Today we discussed how throughout my life I have sought out affirmation and validation from external sources. We reviewed my emotional needs and environment chronologically through my childhood to adulthood. We got through the years until right before college. The more that I talked, the more that I realized where my personal validation was coming from. It often came from achievement, in one form or another. Especially with another person being able to compliment me on my achievement; even on things that weren’t really “achievements,” such as my weight, how I looked, and how “cool” I was. It seemed to me that the most powerful form of validation was related to academics and talents, from school to sports and art. I felt so important and special when I would be recognized for these things. It seemed like the one time in my emotional world that things were always good and happy, even though there were frustrating parts in the learning process at times. In the end, I always came out victorious in one way or another. I was never the best at anything, but I knew I was good. And I knew I excelled in certain areas. And no one could take that away from me no matter what happened. There was often pressure on me, both external and internal, to achieve. Sometimes it felt like this pressure was a burden, but often it drove me more to excel.

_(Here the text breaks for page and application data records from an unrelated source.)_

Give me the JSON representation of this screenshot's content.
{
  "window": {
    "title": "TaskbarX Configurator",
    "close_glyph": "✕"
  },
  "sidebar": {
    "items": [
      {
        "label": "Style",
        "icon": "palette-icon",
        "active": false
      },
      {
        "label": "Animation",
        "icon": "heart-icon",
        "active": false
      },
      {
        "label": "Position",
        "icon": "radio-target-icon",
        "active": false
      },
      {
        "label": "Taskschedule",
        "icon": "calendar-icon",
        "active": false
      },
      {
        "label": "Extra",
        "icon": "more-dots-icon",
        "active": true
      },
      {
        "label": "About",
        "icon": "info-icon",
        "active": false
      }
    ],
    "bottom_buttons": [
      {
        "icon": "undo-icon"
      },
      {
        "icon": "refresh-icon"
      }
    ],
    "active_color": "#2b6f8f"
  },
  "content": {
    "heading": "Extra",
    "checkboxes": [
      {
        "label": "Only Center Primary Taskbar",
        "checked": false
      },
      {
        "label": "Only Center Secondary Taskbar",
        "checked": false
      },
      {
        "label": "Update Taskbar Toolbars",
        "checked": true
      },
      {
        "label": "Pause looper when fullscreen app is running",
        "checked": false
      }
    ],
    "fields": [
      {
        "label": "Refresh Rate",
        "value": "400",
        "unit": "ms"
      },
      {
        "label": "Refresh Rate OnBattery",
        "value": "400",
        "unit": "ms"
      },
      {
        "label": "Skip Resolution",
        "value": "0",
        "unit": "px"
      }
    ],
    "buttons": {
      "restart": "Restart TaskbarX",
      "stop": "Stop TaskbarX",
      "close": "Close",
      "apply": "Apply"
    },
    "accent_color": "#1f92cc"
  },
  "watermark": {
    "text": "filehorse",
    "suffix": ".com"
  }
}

As I left the session, I made the connection that in my current stage of life, I am not “achieving” very much right now. I know my role as a mother is important, but there really is no way to measure how good of a job you are doing or to have anyone recognize your efforts. Children are clueless about everything goes into the everyday tasks, organizing, and upkeep of a home in the physical, financial, and emotional sense. It’s complicated. And children are (usually) shielded from that. They have a mental freedom that I wish I could have back. There are stumbling blocks in the grown up world, and they are frequent. That is where sometimes I fell like I can’t or don’t want to get up after stumbling, because there isn’t a lot of motivation for me to continue on. What am I achieving? What is there for me to feel good about? It isn’t as tangible as the sources I was used to. Feeling accomplished drives me. Even if I do accomplish things that are important or difficult, there isn’t the same type of feedback that you would receive in a traditional job, school, or other environment. And I feel that I need that. I know I can’t depend on it, but that is where I am right now: wanting that, searching for that, and not really finding it. That makes me feel deflated and disappointed most days. It is difficult to overcome those feelings. I really hope that the more sessions I have with my therapist, the more we can find ways for me to work through this and find a balance that is right for me. Overall, I’m feeling hopeful. And feeling hopeful is really great.